14.1.2021 06:42 pm
According to a Reuters poll, the South African Reserve Bank (SARB) is expected to keep its repo rate at a record low 3.50%, while economists have revised its outlook for the South African economy due to the second wave of Covid-19 infections.
The South African Reserve Bank (SARB) is expected to keep its repo rate at a record low 3.50% at its meeting next Thursday, and the rest of 2021 according to a Reuters poll among 20 economists amid a raging coronavirus pandemic and benign inflation.
A surprising finding is that almost half (45%) of online shoppers have never returned a product bought online.
The public broadcaster’s deputy chairperson Mamodupi Mohlala-Mulaudzi has slammed the process, saying it has already had a ‘serious impact on staff morale’.
The state’s plans for company have more sway over the group’s valuation.
Pension funds have been legally challenging the prescriptive Regulation 35(4) addition to the Pension Funds Act (PFA) around actuarial surpluses and contingency reserve accounts for years.
Low-paid, poor-quality, depleting work needs to be recognised for what it is: unsustainable, deeply damaging and costly for any society.
The country is between a rock and a hard place.
There is however a need to be pragmatic in this area. It is possible, for instance, to make a sound case for investing in carbon-intensive companies.
One implication is that the government is spending money it does not have, worsening its indebtedness to the point of implosion.
“The ability of government to digs in its heels to curb expenditure growth will determine how successful it is in stabilising the debt ratio in the next five to ten years.”
“I am glad I am not him. Our economic situation is getting exceptionally bad and he has to say where the money will come from for the president’s plan.”
The Medium-Term Budget Policy Statement is expected to be a stark and difficult statement of SA’s financial outlook.
Sustainable finance may not yet be as mainstream locally as it is globally, but it is gathering momentum.
Economists are positive over Ramaphosa’s plan to save the country’s economy, but question where the money will come from to reach his ambitious targets.
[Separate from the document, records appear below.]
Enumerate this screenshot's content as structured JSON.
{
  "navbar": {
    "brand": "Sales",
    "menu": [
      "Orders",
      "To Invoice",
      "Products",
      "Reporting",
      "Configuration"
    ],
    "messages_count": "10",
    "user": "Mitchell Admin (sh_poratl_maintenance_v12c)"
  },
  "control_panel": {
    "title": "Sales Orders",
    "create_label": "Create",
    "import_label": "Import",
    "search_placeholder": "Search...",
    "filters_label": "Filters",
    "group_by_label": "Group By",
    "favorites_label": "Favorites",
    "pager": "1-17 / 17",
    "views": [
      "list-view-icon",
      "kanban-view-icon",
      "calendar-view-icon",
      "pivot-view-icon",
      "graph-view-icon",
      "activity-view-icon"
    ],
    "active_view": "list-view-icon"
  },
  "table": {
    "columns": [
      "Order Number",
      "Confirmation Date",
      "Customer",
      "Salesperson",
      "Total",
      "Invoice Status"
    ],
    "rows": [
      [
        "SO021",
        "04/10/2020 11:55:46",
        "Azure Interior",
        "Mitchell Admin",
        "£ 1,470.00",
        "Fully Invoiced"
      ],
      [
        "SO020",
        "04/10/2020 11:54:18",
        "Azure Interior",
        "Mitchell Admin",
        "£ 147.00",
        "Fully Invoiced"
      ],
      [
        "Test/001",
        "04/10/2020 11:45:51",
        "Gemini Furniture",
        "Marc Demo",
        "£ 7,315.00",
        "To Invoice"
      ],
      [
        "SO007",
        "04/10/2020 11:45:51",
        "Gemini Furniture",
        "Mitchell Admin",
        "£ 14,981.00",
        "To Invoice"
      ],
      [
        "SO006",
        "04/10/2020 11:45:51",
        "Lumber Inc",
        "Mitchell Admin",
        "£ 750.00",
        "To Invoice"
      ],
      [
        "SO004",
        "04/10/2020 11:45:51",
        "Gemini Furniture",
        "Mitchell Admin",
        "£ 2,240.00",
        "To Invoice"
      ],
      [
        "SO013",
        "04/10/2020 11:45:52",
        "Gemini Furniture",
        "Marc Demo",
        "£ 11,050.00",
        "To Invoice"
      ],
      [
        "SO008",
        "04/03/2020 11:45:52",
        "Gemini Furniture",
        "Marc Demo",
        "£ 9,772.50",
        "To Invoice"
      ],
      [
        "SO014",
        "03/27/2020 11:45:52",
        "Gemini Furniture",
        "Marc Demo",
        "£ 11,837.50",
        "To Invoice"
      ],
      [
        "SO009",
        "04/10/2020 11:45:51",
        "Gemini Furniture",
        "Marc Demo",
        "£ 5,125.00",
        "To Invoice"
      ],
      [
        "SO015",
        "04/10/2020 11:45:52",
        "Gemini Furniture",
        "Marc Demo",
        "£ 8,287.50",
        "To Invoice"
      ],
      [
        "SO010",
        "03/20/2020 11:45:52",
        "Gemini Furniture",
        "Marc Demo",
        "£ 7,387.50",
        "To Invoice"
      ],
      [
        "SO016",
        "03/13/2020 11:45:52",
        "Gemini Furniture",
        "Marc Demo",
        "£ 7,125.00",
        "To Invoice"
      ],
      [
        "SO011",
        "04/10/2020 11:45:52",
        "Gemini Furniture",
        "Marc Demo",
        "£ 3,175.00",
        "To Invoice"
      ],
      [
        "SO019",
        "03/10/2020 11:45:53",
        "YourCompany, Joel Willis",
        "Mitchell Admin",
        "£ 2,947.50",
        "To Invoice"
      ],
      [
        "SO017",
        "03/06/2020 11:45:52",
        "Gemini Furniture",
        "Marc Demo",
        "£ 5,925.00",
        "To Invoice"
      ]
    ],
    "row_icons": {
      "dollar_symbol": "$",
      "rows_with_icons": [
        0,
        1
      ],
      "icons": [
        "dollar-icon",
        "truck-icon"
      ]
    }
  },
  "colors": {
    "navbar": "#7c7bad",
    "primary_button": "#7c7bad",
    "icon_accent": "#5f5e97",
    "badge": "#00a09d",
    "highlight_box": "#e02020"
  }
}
“We already have too many plans, what we need is more implementation. More plans will not help and the president did refer in a recent speech to the need for implementation.” – Prof. Jannie Rossouw, interim head of the Wits Business School